== Segment start ==

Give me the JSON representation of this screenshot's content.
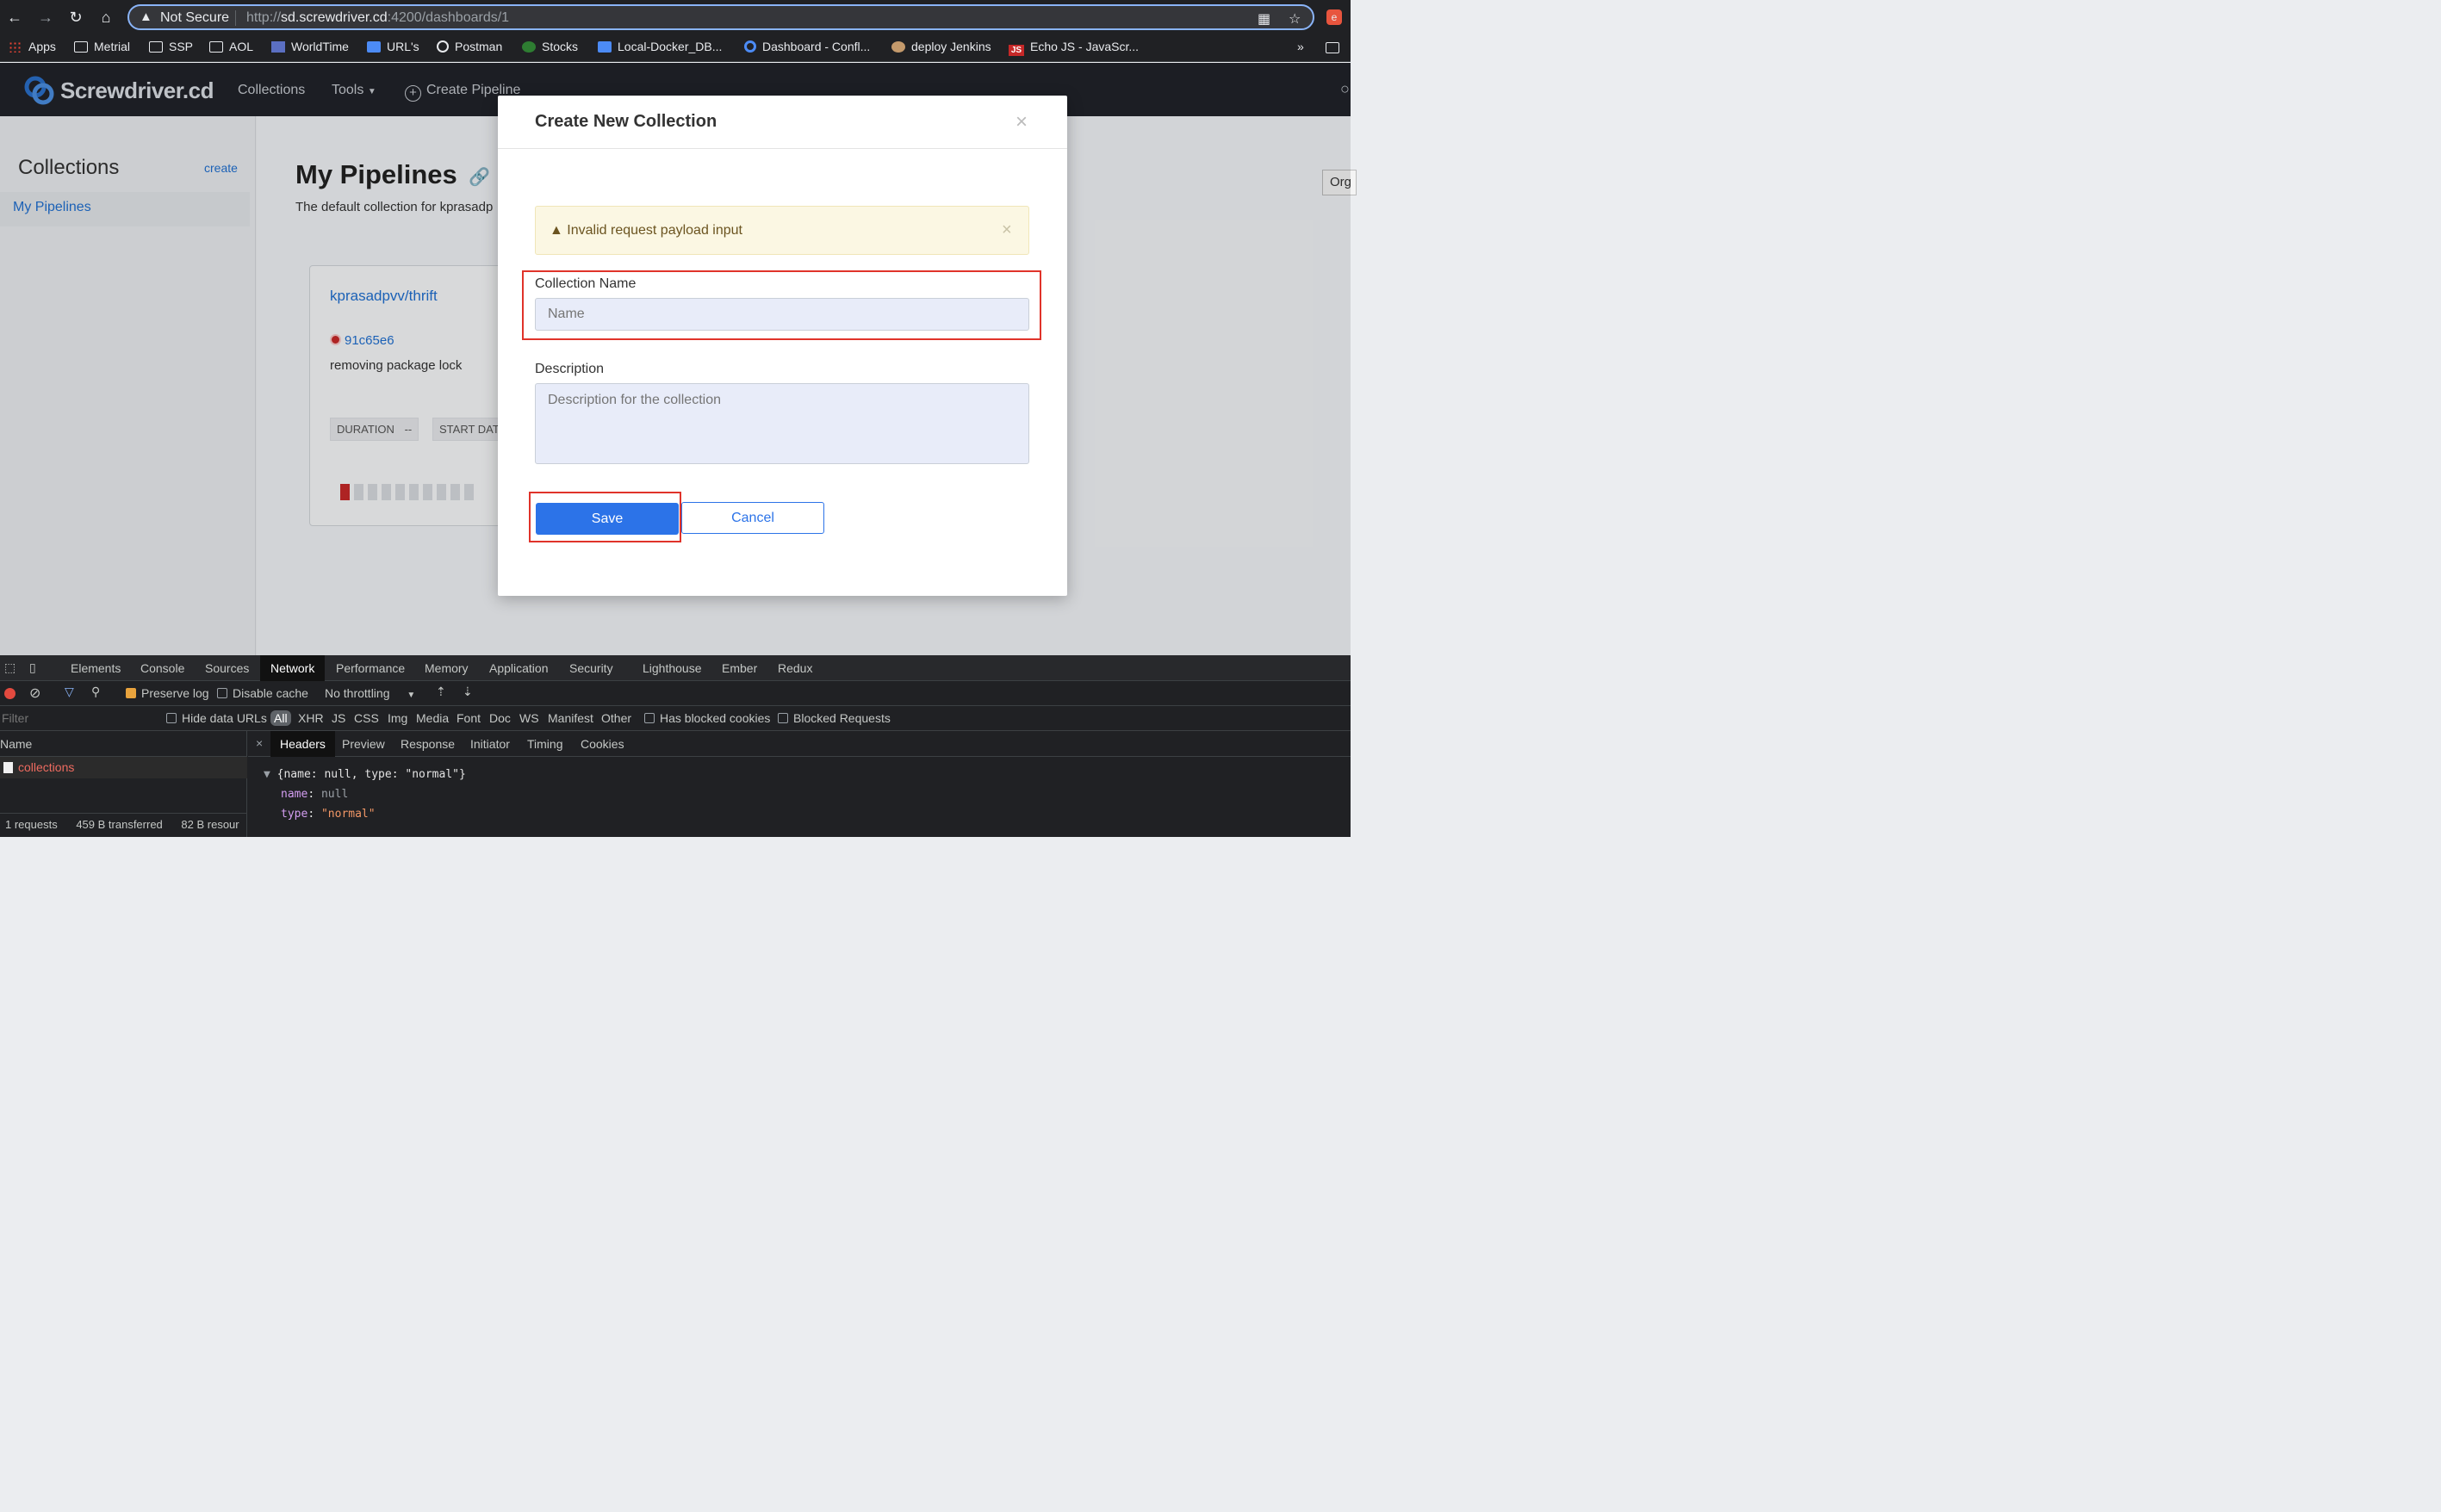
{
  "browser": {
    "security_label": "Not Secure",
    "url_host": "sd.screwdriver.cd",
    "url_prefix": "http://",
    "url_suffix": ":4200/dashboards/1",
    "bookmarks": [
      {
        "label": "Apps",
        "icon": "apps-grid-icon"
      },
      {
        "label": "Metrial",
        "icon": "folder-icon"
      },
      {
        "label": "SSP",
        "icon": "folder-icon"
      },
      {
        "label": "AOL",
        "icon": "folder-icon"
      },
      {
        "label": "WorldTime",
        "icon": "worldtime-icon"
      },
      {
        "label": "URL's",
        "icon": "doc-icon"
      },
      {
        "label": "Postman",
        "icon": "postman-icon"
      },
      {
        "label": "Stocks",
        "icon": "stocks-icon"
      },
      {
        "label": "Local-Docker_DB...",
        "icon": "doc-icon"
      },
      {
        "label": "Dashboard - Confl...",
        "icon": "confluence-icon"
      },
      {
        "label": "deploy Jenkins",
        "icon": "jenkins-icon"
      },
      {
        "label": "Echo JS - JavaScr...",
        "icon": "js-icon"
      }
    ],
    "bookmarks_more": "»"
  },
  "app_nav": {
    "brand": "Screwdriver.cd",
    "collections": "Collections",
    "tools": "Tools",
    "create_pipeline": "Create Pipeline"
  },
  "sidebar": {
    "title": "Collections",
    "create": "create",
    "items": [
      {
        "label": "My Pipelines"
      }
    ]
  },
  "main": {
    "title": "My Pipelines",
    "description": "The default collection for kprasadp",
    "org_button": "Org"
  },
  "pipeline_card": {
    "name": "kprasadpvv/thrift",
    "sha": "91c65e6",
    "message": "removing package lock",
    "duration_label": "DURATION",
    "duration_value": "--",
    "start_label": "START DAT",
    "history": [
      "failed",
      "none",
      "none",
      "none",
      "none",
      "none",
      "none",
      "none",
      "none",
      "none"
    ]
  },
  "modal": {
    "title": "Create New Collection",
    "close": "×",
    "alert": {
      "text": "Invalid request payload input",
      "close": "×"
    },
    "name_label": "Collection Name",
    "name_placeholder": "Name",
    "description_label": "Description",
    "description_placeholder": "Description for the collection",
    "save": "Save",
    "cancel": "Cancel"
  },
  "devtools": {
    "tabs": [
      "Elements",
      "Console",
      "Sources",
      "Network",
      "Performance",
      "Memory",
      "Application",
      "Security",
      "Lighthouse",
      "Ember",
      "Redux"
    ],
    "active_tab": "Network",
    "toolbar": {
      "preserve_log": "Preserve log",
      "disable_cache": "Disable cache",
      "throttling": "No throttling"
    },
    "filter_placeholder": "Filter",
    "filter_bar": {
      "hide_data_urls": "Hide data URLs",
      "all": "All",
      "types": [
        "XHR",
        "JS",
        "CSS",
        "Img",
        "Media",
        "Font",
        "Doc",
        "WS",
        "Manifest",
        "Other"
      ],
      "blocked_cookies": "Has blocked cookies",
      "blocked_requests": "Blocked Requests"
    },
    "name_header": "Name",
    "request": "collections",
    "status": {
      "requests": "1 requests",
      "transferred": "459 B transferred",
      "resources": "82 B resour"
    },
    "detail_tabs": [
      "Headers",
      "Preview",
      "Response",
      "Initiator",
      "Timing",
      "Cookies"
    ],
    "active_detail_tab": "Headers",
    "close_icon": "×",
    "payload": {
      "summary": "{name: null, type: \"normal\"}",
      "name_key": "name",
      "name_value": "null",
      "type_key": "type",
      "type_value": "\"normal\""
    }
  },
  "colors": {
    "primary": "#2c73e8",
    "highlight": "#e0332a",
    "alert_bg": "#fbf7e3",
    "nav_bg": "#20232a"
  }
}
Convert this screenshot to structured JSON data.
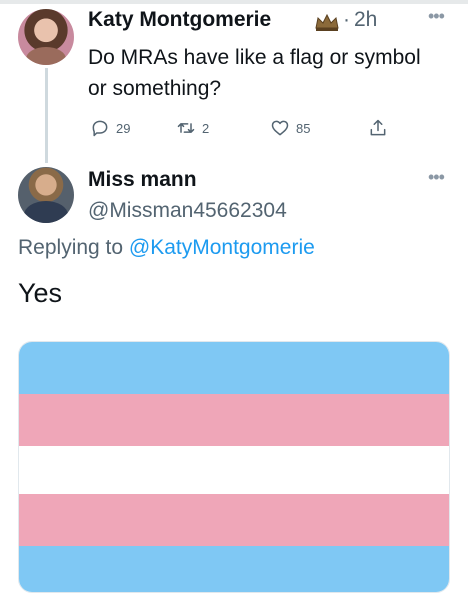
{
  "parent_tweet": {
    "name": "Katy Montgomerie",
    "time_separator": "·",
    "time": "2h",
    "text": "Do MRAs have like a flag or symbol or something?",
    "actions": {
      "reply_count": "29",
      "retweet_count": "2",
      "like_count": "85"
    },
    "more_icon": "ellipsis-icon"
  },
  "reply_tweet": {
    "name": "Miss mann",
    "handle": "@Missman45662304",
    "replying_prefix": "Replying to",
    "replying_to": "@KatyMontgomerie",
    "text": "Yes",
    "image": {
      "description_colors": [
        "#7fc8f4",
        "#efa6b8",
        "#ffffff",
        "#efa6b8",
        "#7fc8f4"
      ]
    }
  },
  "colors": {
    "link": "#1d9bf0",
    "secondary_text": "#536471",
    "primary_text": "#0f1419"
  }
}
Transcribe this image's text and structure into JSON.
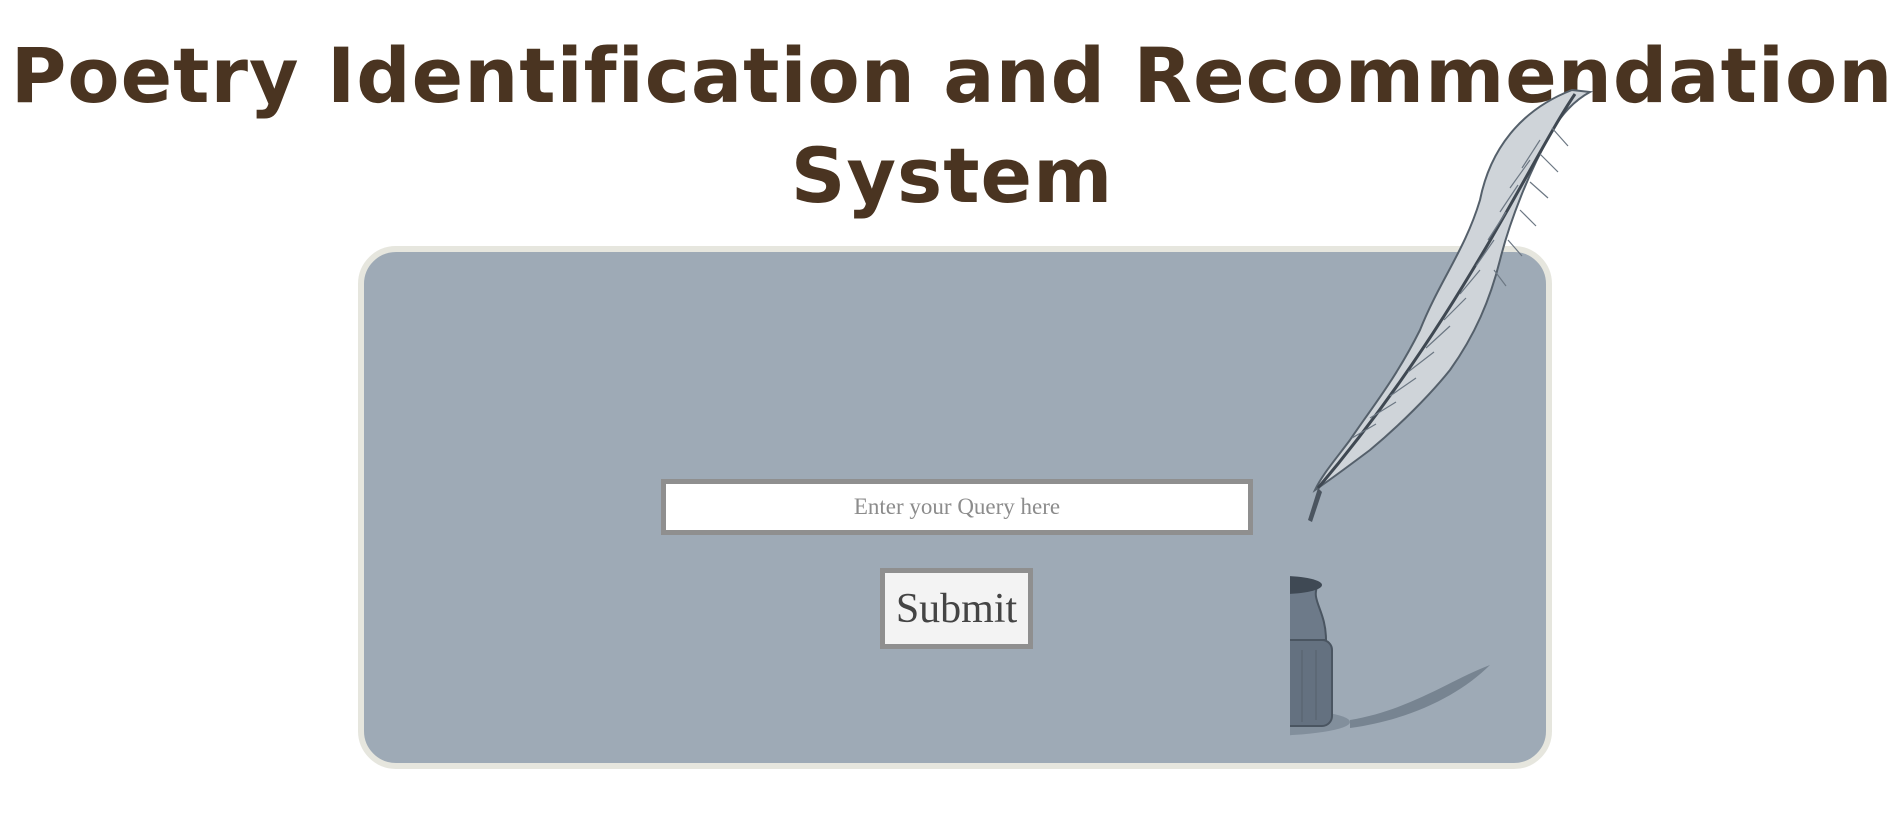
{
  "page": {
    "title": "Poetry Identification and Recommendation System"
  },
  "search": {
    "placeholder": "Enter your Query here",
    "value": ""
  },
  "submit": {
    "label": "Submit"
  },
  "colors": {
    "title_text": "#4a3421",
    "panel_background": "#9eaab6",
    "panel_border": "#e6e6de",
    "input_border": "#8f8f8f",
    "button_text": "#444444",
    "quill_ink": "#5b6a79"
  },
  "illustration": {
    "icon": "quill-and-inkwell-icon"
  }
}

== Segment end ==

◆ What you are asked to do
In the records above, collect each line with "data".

◆ Reply to the task
      "hide_data_urls": "Hide data URLs",
Convert this screenshot to structured JSON data.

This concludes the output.